Report back every line in the data that includes the string "Loading".

▶ **SUPPLIED ENTRIES**:

● ● ● ● ●

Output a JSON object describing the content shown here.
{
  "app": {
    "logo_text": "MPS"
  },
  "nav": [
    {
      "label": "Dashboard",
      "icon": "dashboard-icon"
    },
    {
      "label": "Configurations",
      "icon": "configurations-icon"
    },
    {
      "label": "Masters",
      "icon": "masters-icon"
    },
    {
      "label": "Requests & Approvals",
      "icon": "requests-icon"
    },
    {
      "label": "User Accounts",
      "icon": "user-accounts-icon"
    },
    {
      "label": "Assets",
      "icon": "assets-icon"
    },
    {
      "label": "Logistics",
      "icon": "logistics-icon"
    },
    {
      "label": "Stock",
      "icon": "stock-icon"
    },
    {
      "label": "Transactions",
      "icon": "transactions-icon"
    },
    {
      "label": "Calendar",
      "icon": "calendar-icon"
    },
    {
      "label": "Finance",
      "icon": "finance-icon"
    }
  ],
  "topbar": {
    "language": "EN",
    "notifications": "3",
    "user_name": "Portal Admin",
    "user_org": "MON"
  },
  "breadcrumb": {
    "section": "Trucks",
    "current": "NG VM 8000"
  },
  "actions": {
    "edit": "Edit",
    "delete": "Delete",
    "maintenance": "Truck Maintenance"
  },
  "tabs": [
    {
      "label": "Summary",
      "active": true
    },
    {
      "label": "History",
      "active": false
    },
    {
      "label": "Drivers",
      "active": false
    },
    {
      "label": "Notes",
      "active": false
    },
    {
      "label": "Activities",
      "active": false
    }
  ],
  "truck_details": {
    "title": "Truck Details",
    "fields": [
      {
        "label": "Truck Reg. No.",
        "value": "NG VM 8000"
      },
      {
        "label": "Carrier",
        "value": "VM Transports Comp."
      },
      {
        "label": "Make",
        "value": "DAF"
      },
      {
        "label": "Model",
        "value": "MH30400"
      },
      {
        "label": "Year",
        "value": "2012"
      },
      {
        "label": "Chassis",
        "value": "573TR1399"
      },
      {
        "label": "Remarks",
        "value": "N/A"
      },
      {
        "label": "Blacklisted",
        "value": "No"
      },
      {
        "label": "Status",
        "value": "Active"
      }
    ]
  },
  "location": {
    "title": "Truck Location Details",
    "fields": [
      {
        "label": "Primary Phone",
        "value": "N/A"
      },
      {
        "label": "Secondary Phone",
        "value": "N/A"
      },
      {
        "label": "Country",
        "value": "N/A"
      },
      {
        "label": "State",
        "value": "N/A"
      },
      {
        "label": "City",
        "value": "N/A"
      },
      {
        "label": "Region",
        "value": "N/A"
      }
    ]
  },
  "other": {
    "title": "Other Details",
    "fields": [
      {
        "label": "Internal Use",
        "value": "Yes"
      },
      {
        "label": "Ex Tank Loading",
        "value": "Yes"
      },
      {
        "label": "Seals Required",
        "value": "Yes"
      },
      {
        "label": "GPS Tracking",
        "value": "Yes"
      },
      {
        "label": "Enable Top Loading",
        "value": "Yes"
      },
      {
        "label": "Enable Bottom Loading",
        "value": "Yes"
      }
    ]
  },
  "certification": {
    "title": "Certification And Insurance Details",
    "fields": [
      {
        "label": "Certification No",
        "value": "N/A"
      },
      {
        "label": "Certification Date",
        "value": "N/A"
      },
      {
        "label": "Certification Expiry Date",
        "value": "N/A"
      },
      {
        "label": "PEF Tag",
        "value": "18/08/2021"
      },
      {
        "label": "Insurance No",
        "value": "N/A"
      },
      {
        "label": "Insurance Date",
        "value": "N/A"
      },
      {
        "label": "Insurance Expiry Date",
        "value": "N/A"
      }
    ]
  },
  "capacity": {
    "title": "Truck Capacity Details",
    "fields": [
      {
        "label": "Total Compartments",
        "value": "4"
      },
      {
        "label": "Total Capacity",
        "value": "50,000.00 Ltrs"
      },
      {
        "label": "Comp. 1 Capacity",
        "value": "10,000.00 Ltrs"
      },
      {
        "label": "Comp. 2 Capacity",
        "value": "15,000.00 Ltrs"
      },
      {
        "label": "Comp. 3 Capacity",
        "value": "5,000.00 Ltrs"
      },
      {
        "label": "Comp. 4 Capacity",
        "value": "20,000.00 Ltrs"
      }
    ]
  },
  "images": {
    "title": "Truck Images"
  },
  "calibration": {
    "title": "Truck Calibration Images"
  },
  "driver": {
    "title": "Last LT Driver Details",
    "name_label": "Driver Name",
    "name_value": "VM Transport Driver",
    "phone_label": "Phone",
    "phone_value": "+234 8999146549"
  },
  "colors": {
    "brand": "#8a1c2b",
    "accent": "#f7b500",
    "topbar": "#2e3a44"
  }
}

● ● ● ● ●

▶ **OUTPUT**:
        "label": "Ex Tank Loading",
        "label": "Enable Top Loading",
        "label": "Enable Bottom Loading",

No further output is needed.